By Roger Drouin, grist, August 16, 2013
When it comes to the real estate market in Bradford County, Pa., where 62,600 residents live above the Marcellus Shale, nothing is black and white, says Bob Benjamin, a local broker and certified appraiser. There aren’t exactly “fifty shades of grey,” he says, but residential mortgage lending here is an especially murky situation.
When Benjamin fills out an appraisal for a lender, he has to note if there is a fracked well or an impoundment lake on or near the property. “I’m having to explain a lot of things when I give the appraisal to the lender,” he says. “They are asking questions about the well quite often.”
And national lenders are becoming more cautious about underwriting mortgages for properties near fracking, even ones they would have routinely financed in the past, Benjamin says.
That’s a real problem in Bradford County, where 93 percent of the acreage is now under lease to a gas company.

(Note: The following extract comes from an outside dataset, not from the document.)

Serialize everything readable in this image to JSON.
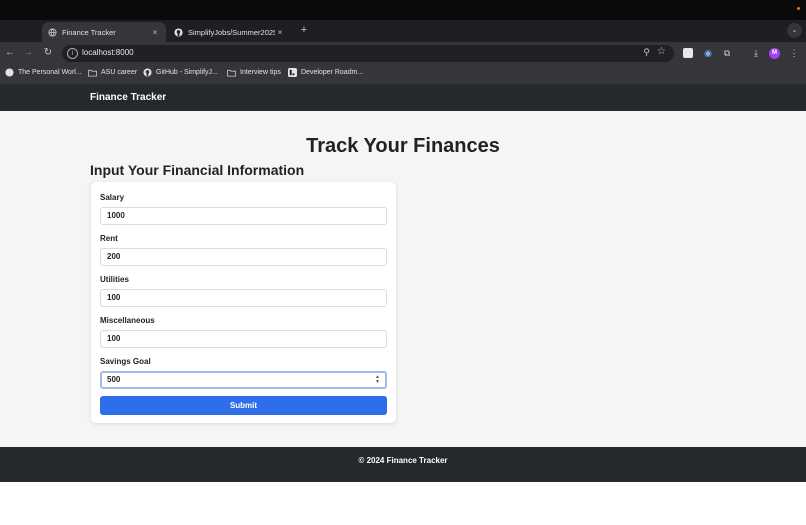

Local banks are still lending because they have to if they want the business in the county, according to Benjamin, who has been involved in the area’s real estate market since 1980. But, he says, “The big boys, Wells Fargo and the other banks are probably pretty similar, they are going to protect their butt.”
Lawyers, realtors, public officials, and environmental advocates from Pennsylvania to Arkansas to Colorado are noticing that banks and federal agencies are revisiting their lending policies to account for the potential impact of drilling on property values, and in some cases are refusing to finance property with or even just near drilling activity.
Real estate experts say another problematic trend is that many homeowners insurance policies do not cover residential properties with a gas lease or gas well, yet all mortgage companies require homeowners insurance from their borrowers.
“Well, that is a conflict,” says Greg May, vice president of residential mortgage lending at Ithaca, N.Y.-based Tompkins Trust Company.
Last month, a landowner in Madison, N.Y., was surprised when their insurance company refused to renew their homeowners policy because there is a conventional gas well on their property.
While the media and environmental groups have focused on shale drilling’s potential to poison the soil, water, and air, they’ve largely overlooked its potential to poison the real estate market.
“I think we are on the tip of this,” says Steve Hvozdovich, Marcellus Shale coordinator for Clean Water Action in Pennsylvania. “Whether you are the homeowner trying to get homeowners insurance or the neighbor [to a fracking site] who is trying to refinance, there are just so many tentacles to this. I don’t think people are grasping all the impacts of natural gas drilling.”
Benjamin doesn’t often hear property owners talk about the issue. “I don’t think most are concerned about it,” he says. “But I think they may have to be in the future.”
The first denial
Brian and Amy Smith live across the street from a new gas well in Daisytown in Washington County, Pa….